CPD chief explains why Carmel is among safest Indiana cities
Law Street Media ranked Carmel as the safest city in Indiana, based on June 2014 data, with Fishers, Zionsville and Westfield next in line.
The blog ranked the safest and most dangerous states in America in November 2016 and within each state ranked the safest and most dangerous cities. The results are based on the number of violent crimes, murders and overall population.
The website listed Carmel as having 15 violent crimes per 100,000 people and zero murders for that time period. Elkhart, Indianapolis and East Chicago were listed as the most dangerous cities in Indiana.
Carmel Police Chief Tim Green talked to Current in Carmel about what makes Carmel such a safe city.

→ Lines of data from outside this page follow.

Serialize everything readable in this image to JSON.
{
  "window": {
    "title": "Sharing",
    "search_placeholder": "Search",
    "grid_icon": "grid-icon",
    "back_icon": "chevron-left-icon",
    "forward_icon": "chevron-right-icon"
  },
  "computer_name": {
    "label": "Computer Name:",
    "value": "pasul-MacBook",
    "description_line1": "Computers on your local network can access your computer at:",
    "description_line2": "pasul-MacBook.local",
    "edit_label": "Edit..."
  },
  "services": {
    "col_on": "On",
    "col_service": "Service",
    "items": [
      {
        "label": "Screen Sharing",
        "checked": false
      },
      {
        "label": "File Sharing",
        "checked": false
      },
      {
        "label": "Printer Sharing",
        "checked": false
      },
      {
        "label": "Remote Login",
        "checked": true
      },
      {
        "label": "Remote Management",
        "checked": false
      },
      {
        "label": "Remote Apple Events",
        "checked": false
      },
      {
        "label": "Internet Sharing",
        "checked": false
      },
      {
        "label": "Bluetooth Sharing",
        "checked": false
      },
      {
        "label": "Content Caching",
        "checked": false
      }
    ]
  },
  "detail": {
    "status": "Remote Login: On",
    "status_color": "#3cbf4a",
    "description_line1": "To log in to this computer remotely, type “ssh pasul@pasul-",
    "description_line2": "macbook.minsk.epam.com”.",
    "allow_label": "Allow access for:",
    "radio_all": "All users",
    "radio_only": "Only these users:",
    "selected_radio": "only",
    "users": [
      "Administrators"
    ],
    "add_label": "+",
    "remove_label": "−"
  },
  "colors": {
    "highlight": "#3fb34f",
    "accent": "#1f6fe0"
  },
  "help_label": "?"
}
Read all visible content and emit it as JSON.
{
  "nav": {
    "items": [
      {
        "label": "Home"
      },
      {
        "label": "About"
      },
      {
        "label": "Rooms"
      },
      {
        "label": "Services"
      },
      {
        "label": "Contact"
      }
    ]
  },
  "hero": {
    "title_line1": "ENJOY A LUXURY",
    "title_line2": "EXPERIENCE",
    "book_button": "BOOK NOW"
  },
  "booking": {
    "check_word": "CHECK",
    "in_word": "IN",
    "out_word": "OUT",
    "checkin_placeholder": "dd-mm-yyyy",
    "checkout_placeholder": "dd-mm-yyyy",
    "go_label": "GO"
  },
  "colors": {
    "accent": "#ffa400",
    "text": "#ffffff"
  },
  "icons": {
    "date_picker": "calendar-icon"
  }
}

What does the CPD do to make Carmel the safest in the state?
We’ve always been blessed in this community to have a city that will give us the resources to hire the people that are committed to keeping our people safe. That’s a big part of it. Along with that is the commitment of the department to train properly and never accept the status quo. We’re always growing and looking for ways to do things better. We try to be more proactive than just reactive. If we see trends or something out of the norm, we’re not waiting. We’re looking at the data and taking initiative. We’re not going to just wait for something to happen.
What kind of numbers do you look at?
As a chief of police, I’m regularly looking at what’s going on in the community daily. We look at trends in major crimes to determine any patterns. We can fluctuate, and that’s not uncommon. One year in a five-year (period) you might see a jump or drop on an annual basis, but we like to look at things daily or weekly so we can determine patterns and see where we need to put our resources. Anything out of the norm needs attention. We try to address it sooner rather than later. If we hear certain businesses are being targeted for robbery, we will put some officers out there to see if we can catch them. Again, we have supportive resources to do that and we’ve been successful a number of times.
What about the unseen or often unreported crimes, like drug abuse or domestic violence?
We know these are issues. We have a good grasp on what we respond to with domestic violence and drug addiction, but we’re also very connected to organizations in our community. We are connected to mental health organizations. We have resource officers in the schools. We have connections to organizations such as Prevail, so we are informed about what’s going on. We know there are people who might not call the police in these situations, but we try to create these connections and do outreach so people will feel comfortable reporting these crimes to police. Part of our job is also education and outreach, not just making arrests. We want to be proactive and we want to be a resource in the community.